Gastrointestinal adverse events (AEs) associated with Zepbound were sometimes severe. The most commonly reported AEs were nausea, diarrhea, vomiting, constipation, abdominal pain, dyspepsia, injection-site reactions, fatigue, hypersensitivity reactions, eructation, hair loss, and gastroesophageal reflux disease.
Zepbound is expected to be available in the United States by the end of 2023 across six dosage strengths: 2.5 mg, 5 mg, 7.5 mg, 10 mg, 12.5 mg, and 15 mg.
"Unfortunately, despite scientific evidence to the contrary, obesity is often seen as a lifestyle choice—something that people should manage themselves," said Leonard Glass, MD, senior vice president global medical affairs, Lilly Diabetes and Obesity.1 "For decades, diet and exercise have been a go-to, but it's not uncommon for a person to have tried 20-30 times to lose weight with this approach. Research now shows that the body may respond to a calorie-deficit diet by increasing hunger and reducing feelings of fullness, making weight loss more difficult. Lilly is aiming to eliminate misperceptions about this disease and transform how it can be managed."
1. FDA Approves Lilly's Zepbound™ (tirzepatide) for Chronic Weight Management, a Powerful New Option for the Treatment of Obesity or Overweight with Weight-Related Medical Problems. Eli Lilly and Company. News release. November 8, 2023. https://investor.lilly.com/news-releases/news-release-details/fda-approves-lillys-zepboundtm-tirzepatide-chronic-weight

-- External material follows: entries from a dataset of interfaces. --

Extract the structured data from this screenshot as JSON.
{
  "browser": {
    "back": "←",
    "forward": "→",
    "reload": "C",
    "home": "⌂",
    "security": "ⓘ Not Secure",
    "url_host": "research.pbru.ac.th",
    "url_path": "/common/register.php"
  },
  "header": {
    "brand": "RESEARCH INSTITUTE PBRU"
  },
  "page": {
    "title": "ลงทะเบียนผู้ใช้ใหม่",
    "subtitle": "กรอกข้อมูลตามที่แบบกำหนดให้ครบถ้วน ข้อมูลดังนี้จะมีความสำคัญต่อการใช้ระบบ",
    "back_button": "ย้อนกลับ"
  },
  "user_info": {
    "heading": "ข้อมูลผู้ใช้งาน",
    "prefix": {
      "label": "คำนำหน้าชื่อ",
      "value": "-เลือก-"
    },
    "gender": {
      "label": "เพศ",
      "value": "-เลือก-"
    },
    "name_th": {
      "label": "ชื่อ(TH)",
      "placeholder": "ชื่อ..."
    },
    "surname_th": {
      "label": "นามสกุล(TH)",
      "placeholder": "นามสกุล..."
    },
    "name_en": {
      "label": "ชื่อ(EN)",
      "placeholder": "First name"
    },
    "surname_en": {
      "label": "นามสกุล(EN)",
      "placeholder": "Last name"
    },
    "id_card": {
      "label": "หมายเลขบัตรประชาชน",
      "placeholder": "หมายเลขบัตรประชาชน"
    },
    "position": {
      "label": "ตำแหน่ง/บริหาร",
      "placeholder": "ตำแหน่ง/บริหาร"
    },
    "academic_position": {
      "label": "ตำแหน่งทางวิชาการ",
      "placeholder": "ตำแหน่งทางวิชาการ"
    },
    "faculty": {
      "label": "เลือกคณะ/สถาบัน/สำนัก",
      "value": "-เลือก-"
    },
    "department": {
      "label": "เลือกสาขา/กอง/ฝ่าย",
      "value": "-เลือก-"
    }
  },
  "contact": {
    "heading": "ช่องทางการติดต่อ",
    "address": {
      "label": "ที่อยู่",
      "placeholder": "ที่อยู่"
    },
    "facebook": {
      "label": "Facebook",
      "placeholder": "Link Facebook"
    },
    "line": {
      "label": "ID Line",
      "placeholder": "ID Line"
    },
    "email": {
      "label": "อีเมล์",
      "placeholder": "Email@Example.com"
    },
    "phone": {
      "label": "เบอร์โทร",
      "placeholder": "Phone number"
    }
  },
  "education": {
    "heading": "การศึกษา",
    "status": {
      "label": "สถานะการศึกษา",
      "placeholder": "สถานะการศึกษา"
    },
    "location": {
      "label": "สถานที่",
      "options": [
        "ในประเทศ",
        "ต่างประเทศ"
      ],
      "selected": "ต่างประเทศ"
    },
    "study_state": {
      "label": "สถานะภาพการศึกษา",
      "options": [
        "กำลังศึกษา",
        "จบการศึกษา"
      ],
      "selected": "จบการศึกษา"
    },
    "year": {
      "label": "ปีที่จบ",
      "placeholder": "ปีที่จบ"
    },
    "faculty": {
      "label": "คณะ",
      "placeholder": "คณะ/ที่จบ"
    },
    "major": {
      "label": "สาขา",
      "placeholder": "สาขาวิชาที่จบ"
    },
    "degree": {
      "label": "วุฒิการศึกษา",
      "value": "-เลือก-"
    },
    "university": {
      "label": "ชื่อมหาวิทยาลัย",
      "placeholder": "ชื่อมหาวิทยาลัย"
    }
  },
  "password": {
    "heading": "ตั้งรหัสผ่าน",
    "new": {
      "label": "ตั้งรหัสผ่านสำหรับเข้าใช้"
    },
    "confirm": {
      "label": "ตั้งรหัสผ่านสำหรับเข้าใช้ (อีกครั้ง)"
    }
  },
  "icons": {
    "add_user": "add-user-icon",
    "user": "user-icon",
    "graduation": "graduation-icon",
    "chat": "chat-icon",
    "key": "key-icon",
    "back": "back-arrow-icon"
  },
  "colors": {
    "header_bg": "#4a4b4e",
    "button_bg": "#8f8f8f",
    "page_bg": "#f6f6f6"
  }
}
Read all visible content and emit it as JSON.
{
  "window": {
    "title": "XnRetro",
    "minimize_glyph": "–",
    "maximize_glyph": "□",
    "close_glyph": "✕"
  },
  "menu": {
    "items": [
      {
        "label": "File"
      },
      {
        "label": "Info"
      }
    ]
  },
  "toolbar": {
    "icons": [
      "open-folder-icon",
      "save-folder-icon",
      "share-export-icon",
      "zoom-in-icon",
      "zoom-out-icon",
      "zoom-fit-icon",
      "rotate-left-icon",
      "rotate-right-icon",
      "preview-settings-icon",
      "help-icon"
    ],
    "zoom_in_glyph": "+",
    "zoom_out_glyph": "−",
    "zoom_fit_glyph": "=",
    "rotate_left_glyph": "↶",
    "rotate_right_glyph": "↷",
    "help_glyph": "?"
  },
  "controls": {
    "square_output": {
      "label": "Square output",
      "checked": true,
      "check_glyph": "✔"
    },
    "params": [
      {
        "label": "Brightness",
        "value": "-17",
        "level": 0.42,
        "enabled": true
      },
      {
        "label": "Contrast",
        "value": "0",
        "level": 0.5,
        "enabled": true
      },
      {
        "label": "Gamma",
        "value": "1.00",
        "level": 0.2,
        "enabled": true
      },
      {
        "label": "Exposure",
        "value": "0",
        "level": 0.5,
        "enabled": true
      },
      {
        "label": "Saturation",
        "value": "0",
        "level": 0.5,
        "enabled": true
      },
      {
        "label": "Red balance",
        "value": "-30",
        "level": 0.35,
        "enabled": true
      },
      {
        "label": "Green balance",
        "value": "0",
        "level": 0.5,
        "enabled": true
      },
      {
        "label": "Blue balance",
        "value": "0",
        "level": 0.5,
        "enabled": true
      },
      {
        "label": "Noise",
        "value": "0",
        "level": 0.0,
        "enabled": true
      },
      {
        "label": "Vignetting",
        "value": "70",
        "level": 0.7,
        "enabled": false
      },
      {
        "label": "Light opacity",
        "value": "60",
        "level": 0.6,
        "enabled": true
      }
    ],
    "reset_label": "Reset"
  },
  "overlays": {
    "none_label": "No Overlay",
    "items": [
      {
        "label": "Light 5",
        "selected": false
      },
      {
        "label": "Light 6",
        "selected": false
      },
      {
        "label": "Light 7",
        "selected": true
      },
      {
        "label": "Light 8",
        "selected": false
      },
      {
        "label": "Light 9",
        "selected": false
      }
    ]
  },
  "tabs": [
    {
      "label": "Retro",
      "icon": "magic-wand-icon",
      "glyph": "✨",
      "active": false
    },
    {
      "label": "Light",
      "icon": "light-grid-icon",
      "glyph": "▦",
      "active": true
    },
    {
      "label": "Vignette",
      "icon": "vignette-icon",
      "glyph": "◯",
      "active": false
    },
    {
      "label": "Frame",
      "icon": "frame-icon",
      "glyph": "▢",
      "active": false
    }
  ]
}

2. Rosenstock, J, et. al. Efficacy and safety of a novel dual GIP and GLP-1 receptor agonist tirzepatide in patients with type 2 diabetes (SURPASS-1): a double-blind, randomised, phase 3 trial. Lancet. 2021;398(10295):143-155. doi: 10.1016/S0140-6736(21)01324-6. Accessed November 8, 2023.